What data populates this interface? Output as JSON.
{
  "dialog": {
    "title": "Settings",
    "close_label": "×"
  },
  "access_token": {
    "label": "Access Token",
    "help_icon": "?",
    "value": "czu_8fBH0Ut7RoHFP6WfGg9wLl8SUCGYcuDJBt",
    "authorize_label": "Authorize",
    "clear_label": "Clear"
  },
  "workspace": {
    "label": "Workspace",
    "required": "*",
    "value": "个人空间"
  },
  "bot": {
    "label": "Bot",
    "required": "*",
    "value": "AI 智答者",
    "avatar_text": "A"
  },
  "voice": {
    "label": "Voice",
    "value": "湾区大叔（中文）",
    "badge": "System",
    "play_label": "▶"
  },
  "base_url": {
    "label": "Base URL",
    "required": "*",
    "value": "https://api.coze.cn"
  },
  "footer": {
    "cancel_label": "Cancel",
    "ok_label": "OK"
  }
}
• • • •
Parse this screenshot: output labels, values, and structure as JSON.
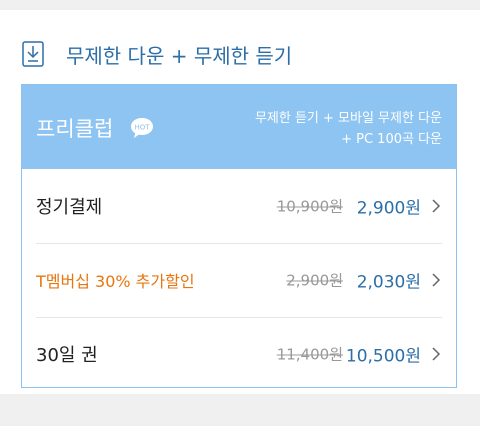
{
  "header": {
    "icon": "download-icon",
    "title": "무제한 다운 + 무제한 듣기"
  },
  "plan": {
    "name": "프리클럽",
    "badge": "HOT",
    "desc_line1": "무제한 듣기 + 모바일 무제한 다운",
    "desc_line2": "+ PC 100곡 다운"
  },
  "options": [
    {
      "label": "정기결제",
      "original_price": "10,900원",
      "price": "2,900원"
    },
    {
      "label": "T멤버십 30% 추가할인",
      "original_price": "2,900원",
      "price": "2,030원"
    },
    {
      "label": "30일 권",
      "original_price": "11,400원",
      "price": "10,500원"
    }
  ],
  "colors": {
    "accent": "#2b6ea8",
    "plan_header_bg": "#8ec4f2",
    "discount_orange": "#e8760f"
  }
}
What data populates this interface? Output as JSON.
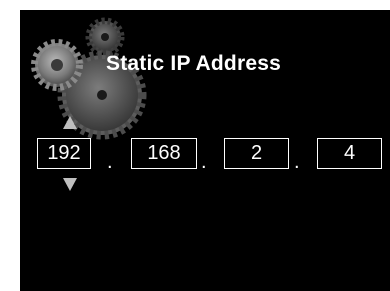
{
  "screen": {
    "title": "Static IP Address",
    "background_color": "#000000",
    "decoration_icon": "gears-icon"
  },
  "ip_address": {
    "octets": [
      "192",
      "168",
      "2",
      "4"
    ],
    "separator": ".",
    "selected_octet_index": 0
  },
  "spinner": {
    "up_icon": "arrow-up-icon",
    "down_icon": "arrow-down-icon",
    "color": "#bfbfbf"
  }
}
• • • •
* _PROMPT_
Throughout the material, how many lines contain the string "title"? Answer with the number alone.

* _ANSWER TO THE EXERCISE_
3